  • Require a tag and its value on resources
  • Secure transfer to storage accounts should be enabled
  • Azure Backup should be enabled for Virtual Machines
  • Allowed locations
  • Disk encryption should be applied on virtual machines
  • Internet-facing virtual machines should be protected with network security groups

Get started with a few core policies, and build from there. You can apply policies at numerous levels, so it’s useful to get acquainted with the location for Azure Policies here.

Additional information:

Get started with Azure Sentinel

Moving on to Azure Sentinel next. It’s the SIEM (Security Information and Event Management) solution in Azure. While relatively new, it’s the sibling to Azure Security Center. It has many useful capabilities for revealing anomalies, figuring out malicious events, and hunting down possible threats.

I’ve written about Azure Sentinel previously on getting started, even after more than a year, it’s all still very valid.

Azure Sentinel requires one (or more) Log Analytics Workspaces. The general idea is that you route all your events and logs to one (or more) Log Analytics Workspaces and then have Azure Sentinel crawl through that to figure out what actions need to be taken. You can then connect additional data sources through connectors – such as Office 365.

Action: Go to Azure Portal > Azure Sentinel. Direct link: Select the workspace you want to work with.

You can see from the image above, that I had 0 alerts in the past 24 hours in one of my Azure subscriptions. Clicking Data connectors from the left navi, I can start adding connectors to enrich the analysis.

Click through each connector you’re interested in, and you then get to configure them. For Azure AD connectors, I can pull in several logs and have them light up my Azure Sentinel dashboard:

For each connector, you can also try them out by querying the data using KQL – the specific querying language for Log Analytics.

This allows you mix-and-match your data and build custom views for any imaginable data you have. There are also a plethora of built-in workbooks you can utilize without needing to build them from scratch. You can view these under Azure Sentinel > Workbooks.

Here is an example of using the built-in Office 365 activity workbook within Azure Sentinel to get an overview of what is being done within Office 365 by users and admins:

Azure Sentinel obviously has other uses as well – but the point is to get started with the basics. For pricing, you can view the current rates under Settings on the left navi – and it’s based on per gigabyte.

Additional information:

9. Create a “break glass” admin account

Should something go wrong, it’s a best practice to ensure you have at least one (preferably two) highly secure admin accounts that are excluded from MFA. See the best practice for this here.

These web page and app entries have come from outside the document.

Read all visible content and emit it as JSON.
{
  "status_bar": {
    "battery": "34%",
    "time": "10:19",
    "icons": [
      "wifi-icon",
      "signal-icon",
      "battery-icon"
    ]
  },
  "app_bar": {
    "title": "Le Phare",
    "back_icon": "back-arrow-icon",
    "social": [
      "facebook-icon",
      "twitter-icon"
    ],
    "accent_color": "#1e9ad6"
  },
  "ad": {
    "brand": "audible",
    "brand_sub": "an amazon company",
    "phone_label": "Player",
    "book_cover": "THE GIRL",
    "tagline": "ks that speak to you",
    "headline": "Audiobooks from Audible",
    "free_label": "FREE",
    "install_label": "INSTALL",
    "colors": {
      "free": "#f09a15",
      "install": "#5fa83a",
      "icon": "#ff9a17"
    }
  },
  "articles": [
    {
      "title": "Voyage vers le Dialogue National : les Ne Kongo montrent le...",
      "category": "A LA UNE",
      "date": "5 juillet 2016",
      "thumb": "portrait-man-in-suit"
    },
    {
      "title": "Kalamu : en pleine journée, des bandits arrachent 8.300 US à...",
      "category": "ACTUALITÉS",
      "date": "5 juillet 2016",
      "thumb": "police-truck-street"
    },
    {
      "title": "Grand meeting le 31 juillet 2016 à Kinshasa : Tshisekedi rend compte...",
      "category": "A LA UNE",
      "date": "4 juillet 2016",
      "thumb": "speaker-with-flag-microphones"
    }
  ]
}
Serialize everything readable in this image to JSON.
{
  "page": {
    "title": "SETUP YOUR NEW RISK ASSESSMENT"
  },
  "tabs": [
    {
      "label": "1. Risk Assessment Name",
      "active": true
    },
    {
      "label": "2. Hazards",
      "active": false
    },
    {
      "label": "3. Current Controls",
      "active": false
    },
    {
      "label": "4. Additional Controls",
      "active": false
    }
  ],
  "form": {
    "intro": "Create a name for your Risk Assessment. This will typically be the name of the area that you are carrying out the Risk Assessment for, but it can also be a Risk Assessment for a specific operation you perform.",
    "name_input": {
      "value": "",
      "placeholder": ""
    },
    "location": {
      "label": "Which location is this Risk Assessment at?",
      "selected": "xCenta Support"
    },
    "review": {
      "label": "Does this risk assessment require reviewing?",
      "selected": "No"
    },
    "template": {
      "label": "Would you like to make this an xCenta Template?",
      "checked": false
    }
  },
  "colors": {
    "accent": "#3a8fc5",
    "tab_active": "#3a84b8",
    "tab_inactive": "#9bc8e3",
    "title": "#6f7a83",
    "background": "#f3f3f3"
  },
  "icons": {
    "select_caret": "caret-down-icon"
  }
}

This way, if you rapidly need to access your services as an admin, you’ll have an account that nobody else uses – and it can bypass MFA. It needs to be a cloud-only account. Thus you’ll create it as a Global Admin in the form of <username>@<tenantname>

It’s also a good idea to monitor usage for this – both with Azure Sentinel and Azure Monitor. See the best practice on creating the alert rule here.

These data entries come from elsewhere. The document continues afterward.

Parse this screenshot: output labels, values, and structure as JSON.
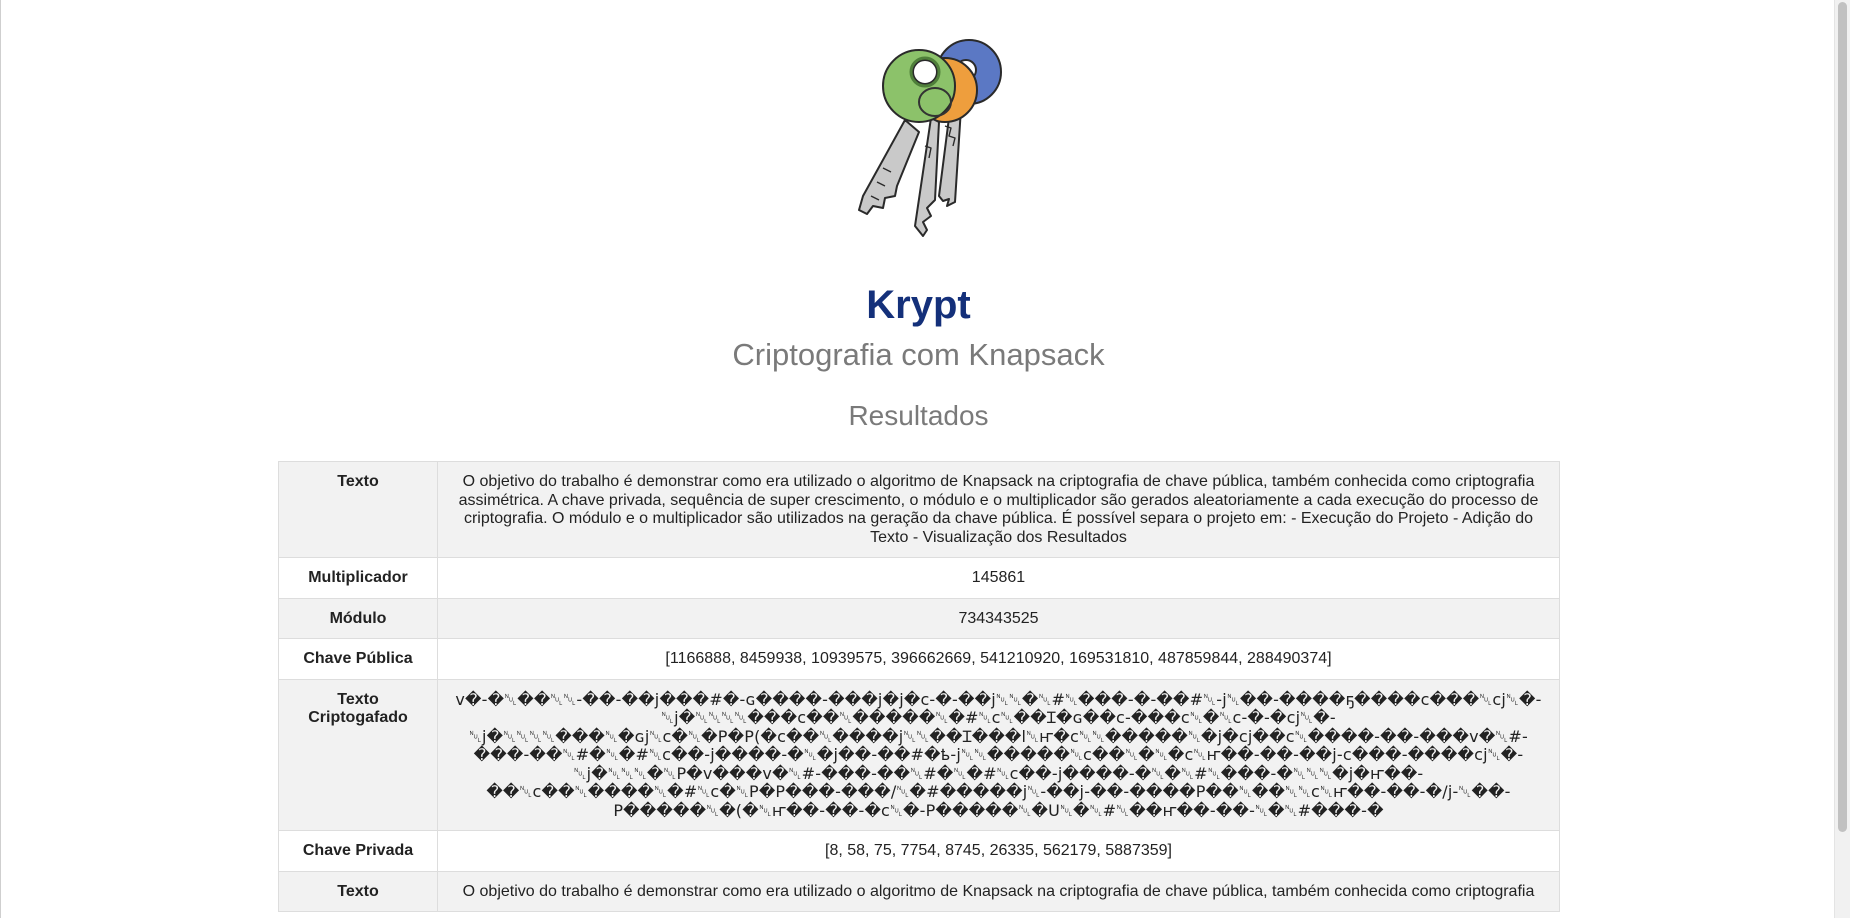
{
  "header": {
    "logo_icon": "keys-icon",
    "title": "Krypt",
    "subtitle": "Criptografia com Knapsack",
    "section_title": "Resultados"
  },
  "results": {
    "rows": [
      {
        "label": "Texto",
        "value": "O objetivo do trabalho é demonstrar como era utilizado o algoritmo de Knapsack na criptografia de chave pública, também conhecida como criptografia assimétrica. A chave privada, sequência de super crescimento, o módulo e o multiplicador são gerados aleatoriamente a cada execução do processo de criptografia. O módulo e o multiplicador são utilizados na geração da chave pública. É possível separa o projeto em: - Execução do Projeto - Adição do Texto - Visualização dos Resultados"
      },
      {
        "label": "Multiplicador",
        "value": "145861"
      },
      {
        "label": "Módulo",
        "value": "734343525"
      },
      {
        "label": "Chave Pública",
        "value": "[1166888, 8459938, 10939575, 396662669, 541210920, 169531810, 487859844, 288490374]"
      },
      {
        "label": "Texto Criptogafado",
        "value": "v�-�␀��␀␀-��-��j���#�-ɢ����-���j�j�c-�-��j␀␀�␀#␀���-�-��#␀-j␀��-����ҕ����c���␀cj␀�-␀j�␀␀␀␀���c��␀�����␀�#␀c␀��Ɪ�ɢ��c-���c␀�␀c-�-�cj␀�-␀j�␀␀␀␀���␀�ɢj␀c�␀�P�P(�c��␀����j␀␀��Ɪ���l␀ҥ�c␀␀�����␀�j�cj��c␀����-��-���v�␀#-���-��␀#�␀�#␀c��-j����-�␀�j��-��#�ҍ-j␀␀�����␀c��␀�␀�c␀ҥ��-��-��j-c���-����cj␀�-␀j�␀␀␀�␀P�v���v�␀#-���-��␀#�␀�#␀c��-j����-�␀�␀#␀���-�␀␀␀�j�ҥ��-��␀c��␀����␀�#␀c�␀P�P���-���/␀�#�����j␀-��j-��-����P��␀��␀␀c␀ҥ��-��-�/j-␀��-P�����␀�(�␀ҥ��-��-�c␀�-P�����␀�U␀�␀#␀��ҥ��-��-␀�␀#���-�"
      },
      {
        "label": "Chave Privada",
        "value": "[8, 58, 75, 7754, 8745, 26335, 562179, 5887359]"
      },
      {
        "label": "Texto",
        "value": "O objetivo do trabalho é demonstrar como era utilizado o algoritmo de Knapsack na criptografia de chave pública, também conhecida como criptografia"
      }
    ]
  }
}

10. Sign up for Azure security updates

This last one is easy – filter all Azure updates based on the “security” category and save the RSS feed somewhere where you can see it. You could even create a little automation here – but it’s perhaps more useful to check this feed once a week.

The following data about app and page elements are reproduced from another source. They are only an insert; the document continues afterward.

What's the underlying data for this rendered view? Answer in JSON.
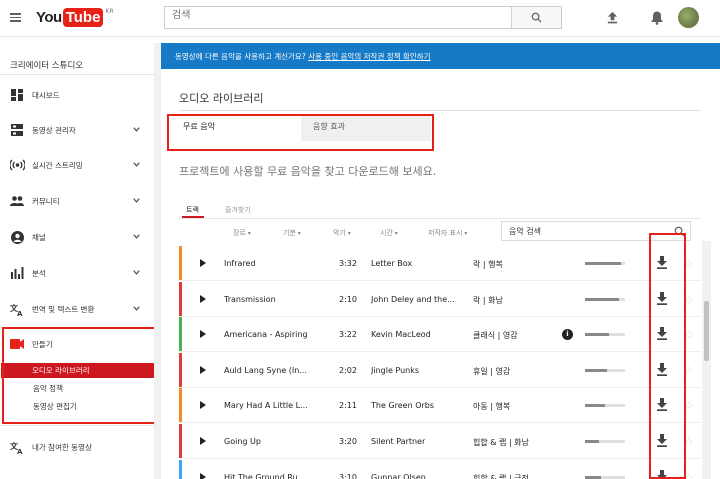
{
  "topbar": {
    "logo_you": "You",
    "logo_tube": "Tube",
    "logo_region": "KR",
    "search_placeholder": "검색"
  },
  "sidebar": {
    "title": "크리에이터 스튜디오",
    "items": [
      {
        "label": "대시보드",
        "icon": "dashboard-icon"
      },
      {
        "label": "동영상 관리자",
        "icon": "video-manager-icon"
      },
      {
        "label": "실시간 스트리밍",
        "icon": "live-icon"
      },
      {
        "label": "커뮤니티",
        "icon": "community-icon"
      },
      {
        "label": "채널",
        "icon": "channel-icon"
      },
      {
        "label": "분석",
        "icon": "analytics-icon"
      },
      {
        "label": "번역 및 텍스트 변환",
        "icon": "translate-icon"
      },
      {
        "label": "만들기",
        "icon": "create-icon"
      }
    ],
    "create_sub": [
      "오디오 라이브러리",
      "음악 정책",
      "동영상 편집기"
    ],
    "contrib": "내가 참여한 동영상"
  },
  "banner": {
    "text": "동영상에 다른 음악을 사용하고 계신가요? ",
    "link": "사용 중인 음악의 저작권 정책 확인하기"
  },
  "page_title": "오디오 라이브러리",
  "tabs": [
    "무료 음악",
    "음향 효과"
  ],
  "subtitle": "프로젝트에 사용할 무료 음악을 찾고 다운로드해 보세요.",
  "subtabs": [
    "트랙",
    "즐겨찾기"
  ],
  "filters": [
    "장르",
    "기분",
    "악기",
    "시간",
    "저작자 표시"
  ],
  "music_search_placeholder": "음악 검색",
  "tracks": [
    {
      "title": "Infrared",
      "duration": "3:32",
      "artist": "Letter Box",
      "genre": "락 | 행복",
      "popularity": 0.9,
      "attribution": false,
      "color": "#f28c28"
    },
    {
      "title": "Transmission",
      "duration": "2:10",
      "artist": "John Deley and the...",
      "genre": "락 | 화남",
      "popularity": 0.85,
      "attribution": false,
      "color": "#e23b3b"
    },
    {
      "title": "Americana - Aspiring",
      "duration": "3:22",
      "artist": "Kevin MacLeod",
      "genre": "클래식 | 영감",
      "popularity": 0.6,
      "attribution": true,
      "color": "#4caf50"
    },
    {
      "title": "Auld Lang Syne (In...",
      "duration": "2:02",
      "artist": "Jingle Punks",
      "genre": "휴일 | 영감",
      "popularity": 0.55,
      "attribution": false,
      "color": "#e23b3b"
    },
    {
      "title": "Mary Had A Little L...",
      "duration": "2:11",
      "artist": "The Green Orbs",
      "genre": "아동 | 행복",
      "popularity": 0.5,
      "attribution": false,
      "color": "#f28c28"
    },
    {
      "title": "Going Up",
      "duration": "3:20",
      "artist": "Silent Partner",
      "genre": "힙합 & 랩 | 화남",
      "popularity": 0.35,
      "attribution": false,
      "color": "#e23b3b"
    },
    {
      "title": "Hit The Ground Ru...",
      "duration": "3:10",
      "artist": "Gunnar Olsen",
      "genre": "힙합 & 랩 | 극적",
      "popularity": 0.4,
      "attribution": false,
      "color": "#42a5f5"
    }
  ]
}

In closing

Thank you for reading all the way down here! This guide was a long time in the making, and I’m happy that I finally had time to finalize and publish this in early 2021. I’ll aim to revisit this topic sometime in the future, and perhaps see if any steps have changed, or should be changed to newer capabilities in Azure.

Have a secure rest of the year!